Repeat the following entries verbatim, apart from the pictures.

(Records from a dataset)
******

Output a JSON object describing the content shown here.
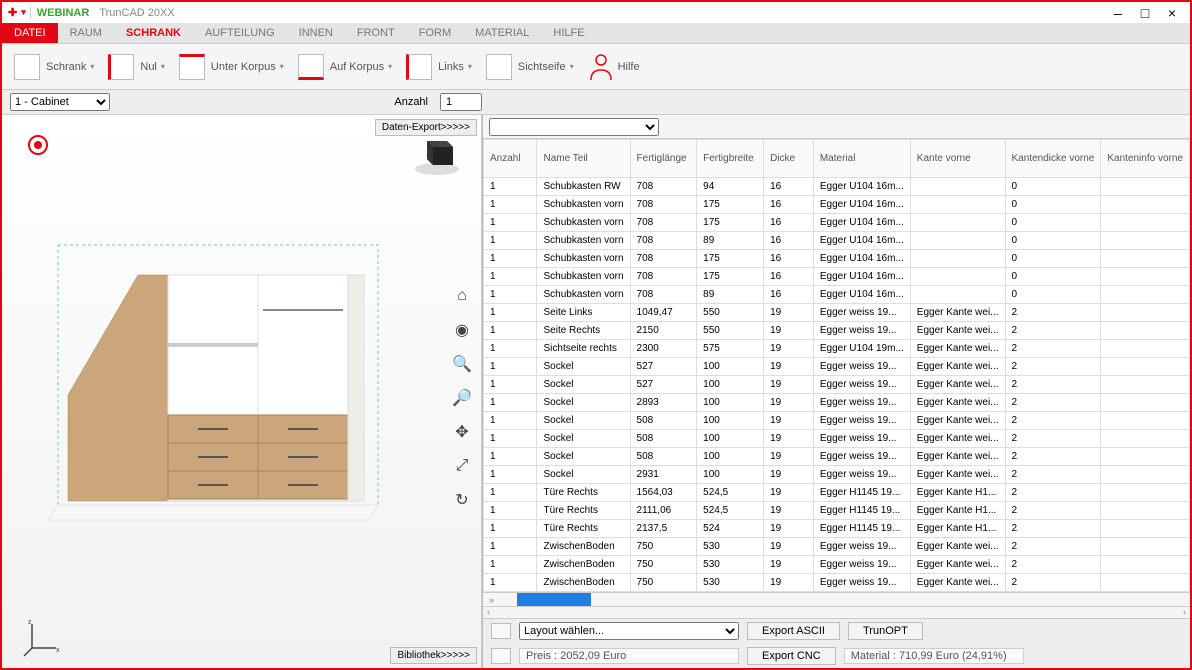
{
  "title": {
    "webinar": "WEBINAR",
    "app": "TrunCAD 20XX"
  },
  "winbtns": {
    "min": "–",
    "max": "□",
    "close": "×"
  },
  "menu": {
    "file": "DATEI",
    "items": [
      "RAUM",
      "SCHRANK",
      "AUFTEILUNG",
      "INNEN",
      "FRONT",
      "FORM",
      "MATERIAL",
      "HILFE"
    ],
    "active": "SCHRANK"
  },
  "ribbon": {
    "btn1": "Schrank",
    "btn2": "Nul",
    "btn3": "Unter Korpus",
    "btn4": "Auf Korpus",
    "btn5": "Links",
    "btn6": "Sichtseife",
    "btn7": "Hilfe"
  },
  "formbar": {
    "selector_value": "1 - Cabinet",
    "anzahl_label": "Anzahl",
    "anzahl_value": "1"
  },
  "viewport": {
    "export_btn": "Daten-Export>>>>>",
    "bibliothek_btn": "Bibliothek>>>>>"
  },
  "grid": {
    "headers": [
      "Anzahl",
      "Name Teil",
      "Fertiglänge",
      "Fertigbreite",
      "Dicke",
      "Material",
      "Kante vorne",
      "Kantendicke vorne",
      "Kanteninfo vorne"
    ],
    "rows": [
      [
        "1",
        "Schubkasten RW",
        "708",
        "94",
        "16",
        "Egger U104 16m...",
        "",
        "0",
        ""
      ],
      [
        "1",
        "Schubkasten vorn",
        "708",
        "175",
        "16",
        "Egger U104 16m...",
        "",
        "0",
        ""
      ],
      [
        "1",
        "Schubkasten vorn",
        "708",
        "175",
        "16",
        "Egger U104 16m...",
        "",
        "0",
        ""
      ],
      [
        "1",
        "Schubkasten vorn",
        "708",
        "89",
        "16",
        "Egger U104 16m...",
        "",
        "0",
        ""
      ],
      [
        "1",
        "Schubkasten vorn",
        "708",
        "175",
        "16",
        "Egger U104 16m...",
        "",
        "0",
        ""
      ],
      [
        "1",
        "Schubkasten vorn",
        "708",
        "175",
        "16",
        "Egger U104 16m...",
        "",
        "0",
        ""
      ],
      [
        "1",
        "Schubkasten vorn",
        "708",
        "89",
        "16",
        "Egger U104 16m...",
        "",
        "0",
        ""
      ],
      [
        "1",
        "Seite Links",
        "1049,47",
        "550",
        "19",
        "Egger weiss 19...",
        "Egger Kante wei...",
        "2",
        ""
      ],
      [
        "1",
        "Seite Rechts",
        "2150",
        "550",
        "19",
        "Egger weiss 19...",
        "Egger Kante wei...",
        "2",
        ""
      ],
      [
        "1",
        "Sichtseite rechts",
        "2300",
        "575",
        "19",
        "Egger U104 19m...",
        "Egger Kante wei...",
        "2",
        ""
      ],
      [
        "1",
        "Sockel",
        "527",
        "100",
        "19",
        "Egger weiss 19...",
        "Egger Kante wei...",
        "2",
        ""
      ],
      [
        "1",
        "Sockel",
        "527",
        "100",
        "19",
        "Egger weiss 19...",
        "Egger Kante wei...",
        "2",
        ""
      ],
      [
        "1",
        "Sockel",
        "2893",
        "100",
        "19",
        "Egger weiss 19...",
        "Egger Kante wei...",
        "2",
        ""
      ],
      [
        "1",
        "Sockel",
        "508",
        "100",
        "19",
        "Egger weiss 19...",
        "Egger Kante wei...",
        "2",
        ""
      ],
      [
        "1",
        "Sockel",
        "508",
        "100",
        "19",
        "Egger weiss 19...",
        "Egger Kante wei...",
        "2",
        ""
      ],
      [
        "1",
        "Sockel",
        "508",
        "100",
        "19",
        "Egger weiss 19...",
        "Egger Kante wei...",
        "2",
        ""
      ],
      [
        "1",
        "Sockel",
        "2931",
        "100",
        "19",
        "Egger weiss 19...",
        "Egger Kante wei...",
        "2",
        ""
      ],
      [
        "1",
        "Türe Rechts",
        "1564,03",
        "524,5",
        "19",
        "Egger H1145 19...",
        "Egger Kante H1...",
        "2",
        ""
      ],
      [
        "1",
        "Türe Rechts",
        "2111,06",
        "524,5",
        "19",
        "Egger H1145 19...",
        "Egger Kante H1...",
        "2",
        ""
      ],
      [
        "1",
        "Türe Rechts",
        "2137,5",
        "524",
        "19",
        "Egger H1145 19...",
        "Egger Kante H1...",
        "2",
        ""
      ],
      [
        "1",
        "ZwischenBoden",
        "750",
        "530",
        "19",
        "Egger weiss 19...",
        "Egger Kante wei...",
        "2",
        ""
      ],
      [
        "1",
        "ZwischenBoden",
        "750",
        "530",
        "19",
        "Egger weiss 19...",
        "Egger Kante wei...",
        "2",
        ""
      ],
      [
        "1",
        "ZwischenBoden",
        "750",
        "530",
        "19",
        "Egger weiss 19...",
        "Egger Kante wei...",
        "2",
        ""
      ]
    ]
  },
  "bottom": {
    "layout_placeholder": "Layout wählen...",
    "export_ascii": "Export ASCII",
    "trunopt": "TrunOPT",
    "preis_label": "Preis : 2052,09 Euro",
    "export_cnc": "Export CNC",
    "material_label": "Material : 710,99 Euro (24,91%)"
  }
}
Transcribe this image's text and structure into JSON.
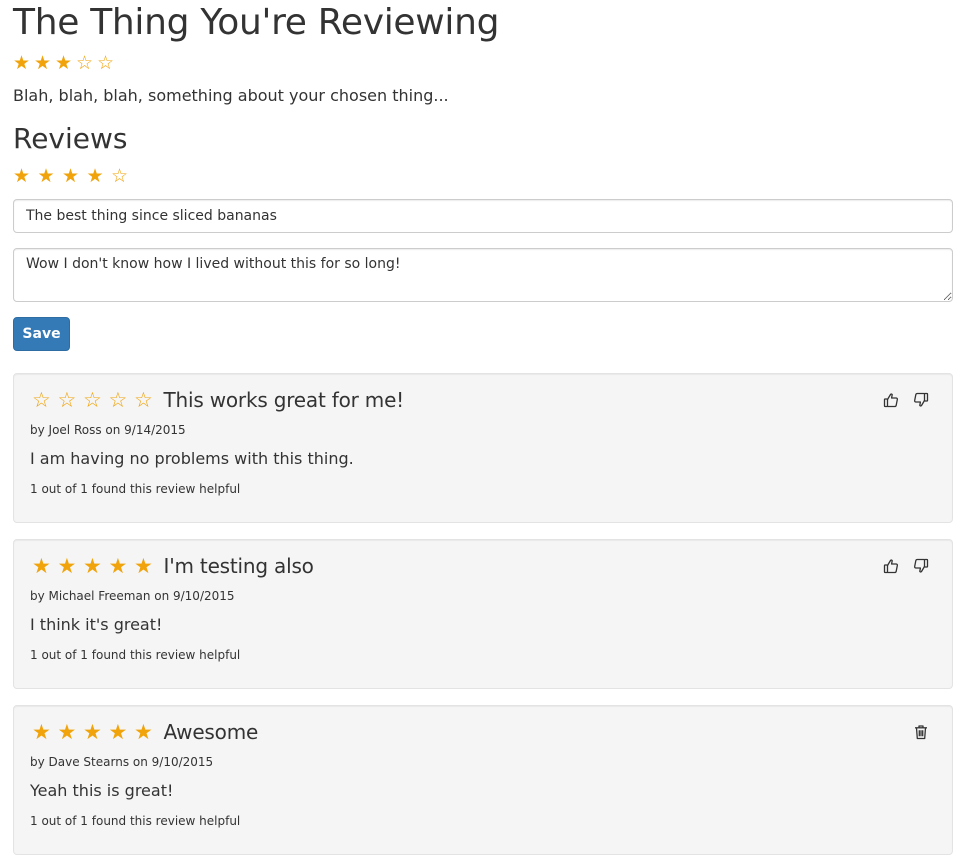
{
  "thing": {
    "title": "The Thing You're Reviewing",
    "rating": 3,
    "max_rating": 5,
    "description": "Blah, blah, blah, something about your chosen thing..."
  },
  "reviews_section": {
    "heading": "Reviews",
    "form": {
      "rating": 4,
      "max_rating": 5,
      "title_value": "The best thing since sliced bananas",
      "body_value": "Wow I don't know how I lived without this for so long!",
      "save_label": "Save"
    }
  },
  "reviews": [
    {
      "title": "This works great for me!",
      "rating": 0,
      "meta": "by Joel Ross on 9/14/2015",
      "text": "I am having no problems with this thing.",
      "helpful": "1 out of 1 found this review helpful",
      "actions": [
        "thumbs-up-icon",
        "thumbs-down-icon"
      ]
    },
    {
      "title": "I'm testing also",
      "rating": 5,
      "meta": "by Michael Freeman on 9/10/2015",
      "text": "I think it's great!",
      "helpful": "1 out of 1 found this review helpful",
      "actions": [
        "thumbs-up-icon",
        "thumbs-down-icon"
      ]
    },
    {
      "title": "Awesome",
      "rating": 5,
      "meta": "by Dave Stearns on 9/10/2015",
      "text": "Yeah this is great!",
      "helpful": "1 out of 1 found this review helpful",
      "actions": [
        "trash-icon"
      ]
    }
  ],
  "colors": {
    "star": "#f0a30a",
    "primary_button": "#337ab7",
    "card_background": "#f5f5f5",
    "text": "#333333"
  }
}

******

# Task answer
Output a JSON object describing the content shown here.
{
  "title": {
    "webinar": "WEBINAR",
    "app": "TrunCAD 20XX"
  },
  "winbtns": {
    "min": "–",
    "max": "□",
    "close": "×"
  },
  "menu": {
    "file": "DATEI",
    "items": [
      "RAUM",
      "SCHRANK",
      "AUFTEILUNG",
      "INNEN",
      "FRONT",
      "FORM",
      "MATERIAL",
      "HILFE"
    ],
    "active": "SCHRANK"
  },
  "ribbon": {
    "btn1": "Schrank",
    "btn2": "Nul",
    "btn3": "Unter Korpus",
    "btn4": "Auf Korpus",
    "btn5": "Links",
    "btn6": "Sichtseife",
    "btn7": "Hilfe"
  },
  "formbar": {
    "selector_value": "1 - Cabinet",
    "anzahl_label": "Anzahl",
    "anzahl_value": "1"
  },
  "viewport": {
    "export_btn": "Daten-Export>>>>>",
    "bibliothek_btn": "Bibliothek>>>>>"
  },
  "grid": {
    "headers": [
      "Anzahl",
      "Name Teil",
      "Fertiglänge",
      "Fertigbreite",
      "Dicke",
      "Material",
      "Kante vorne",
      "Kantendicke vorne",
      "Kanteninfo vorne"
    ],
    "rows": [
      [
        "1",
        "Schubkasten RW",
        "708",
        "94",
        "16",
        "Egger U104 16m...",
        "",
        "0",
        ""
      ],
      [
        "1",
        "Schubkasten vorn",
        "708",
        "175",
        "16",
        "Egger U104 16m...",
        "",
        "0",
        ""
      ],
      [
        "1",
        "Schubkasten vorn",
        "708",
        "175",
        "16",
        "Egger U104 16m...",
        "",
        "0",
        ""
      ],
      [
        "1",
        "Schubkasten vorn",
        "708",
        "89",
        "16",
        "Egger U104 16m...",
        "",
        "0",
        ""
      ],
      [
        "1",
        "Schubkasten vorn",
        "708",
        "175",
        "16",
        "Egger U104 16m...",
        "",
        "0",
        ""
      ],
      [
        "1",
        "Schubkasten vorn",
        "708",
        "175",
        "16",
        "Egger U104 16m...",
        "",
        "0",
        ""
      ],
      [
        "1",
        "Schubkasten vorn",
        "708",
        "89",
        "16",
        "Egger U104 16m...",
        "",
        "0",
        ""
      ],
      [
        "1",
        "Seite Links",
        "1049,47",
        "550",
        "19",
        "Egger weiss 19...",
        "Egger Kante wei...",
        "2",
        ""
      ],
      [
        "1",
        "Seite Rechts",
        "2150",
        "550",
        "19",
        "Egger weiss 19...",
        "Egger Kante wei...",
        "2",
        ""
      ],
      [
        "1",
        "Sichtseite rechts",
        "2300",
        "575",
        "19",
        "Egger U104 19m...",
        "Egger Kante wei...",
        "2",
        ""
      ],
      [
        "1",
        "Sockel",
        "527",
        "100",
        "19",
        "Egger weiss 19...",
        "Egger Kante wei...",
        "2",
        ""
      ],
      [
        "1",
        "Sockel",
        "527",
        "100",
        "19",
        "Egger weiss 19...",
        "Egger Kante wei...",
        "2",
        ""
      ],
      [
        "1",
        "Sockel",
        "2893",
        "100",
        "19",
        "Egger weiss 19...",
        "Egger Kante wei...",
        "2",
        ""
      ],
      [
        "1",
        "Sockel",
        "508",
        "100",
        "19",
        "Egger weiss 19...",
        "Egger Kante wei...",
        "2",
        ""
      ],
      [
        "1",
        "Sockel",
        "508",
        "100",
        "19",
        "Egger weiss 19...",
        "Egger Kante wei...",
        "2",
        ""
      ],
      [
        "1",
        "Sockel",
        "508",
        "100",
        "19",
        "Egger weiss 19...",
        "Egger Kante wei...",
        "2",
        ""
      ],
      [
        "1",
        "Sockel",
        "2931",
        "100",
        "19",
        "Egger weiss 19...",
        "Egger Kante wei...",
        "2",
        ""
      ],
      [
        "1",
        "Türe Rechts",
        "1564,03",
        "524,5",
        "19",
        "Egger H1145 19...",
        "Egger Kante H1...",
        "2",
        ""
      ],
      [
        "1",
        "Türe Rechts",
        "2111,06",
        "524,5",
        "19",
        "Egger H1145 19...",
        "Egger Kante H1...",
        "2",
        ""
      ],
      [
        "1",
        "Türe Rechts",
        "2137,5",
        "524",
        "19",
        "Egger H1145 19...",
        "Egger Kante H1...",
        "2",
        ""
      ],
      [
        "1",
        "ZwischenBoden",
        "750",
        "530",
        "19",
        "Egger weiss 19...",
        "Egger Kante wei...",
        "2",
        ""
      ],
      [
        "1",
        "ZwischenBoden",
        "750",
        "530",
        "19",
        "Egger weiss 19...",
        "Egger Kante wei...",
        "2",
        ""
      ],
      [
        "1",
        "ZwischenBoden",
        "750",
        "530",
        "19",
        "Egger weiss 19...",
        "Egger Kante wei...",
        "2",
        ""
      ]
    ]
  },
  "bottom": {
    "layout_placeholder": "Layout wählen...",
    "export_ascii": "Export ASCII",
    "trunopt": "TrunOPT",
    "preis_label": "Preis : 2052,09 Euro",
    "export_cnc": "Export CNC",
    "material_label": "Material : 710,99 Euro (24,91%)"
  }
}
Transcribe this image's text and structure into JSON.
{
  "thing": {
    "title": "The Thing You're Reviewing",
    "rating": 3,
    "max_rating": 5,
    "description": "Blah, blah, blah, something about your chosen thing..."
  },
  "reviews_section": {
    "heading": "Reviews",
    "form": {
      "rating": 4,
      "max_rating": 5,
      "title_value": "The best thing since sliced bananas",
      "body_value": "Wow I don't know how I lived without this for so long!",
      "save_label": "Save"
    }
  },
  "reviews": [
    {
      "title": "This works great for me!",
      "rating": 0,
      "meta": "by Joel Ross on 9/14/2015",
      "text": "I am having no problems with this thing.",
      "helpful": "1 out of 1 found this review helpful",
      "actions": [
        "thumbs-up-icon",
        "thumbs-down-icon"
      ]
    },
    {
      "title": "I'm testing also",
      "rating": 5,
      "meta": "by Michael Freeman on 9/10/2015",
      "text": "I think it's great!",
      "helpful": "1 out of 1 found this review helpful",
      "actions": [
        "thumbs-up-icon",
        "thumbs-down-icon"
      ]
    },
    {
      "title": "Awesome",
      "rating": 5,
      "meta": "by Dave Stearns on 9/10/2015",
      "text": "Yeah this is great!",
      "helpful": "1 out of 1 found this review helpful",
      "actions": [
        "trash-icon"
      ]
    }
  ],
  "colors": {
    "star": "#f0a30a",
    "primary_button": "#337ab7",
    "card_background": "#f5f5f5",
    "text": "#333333"
  }
}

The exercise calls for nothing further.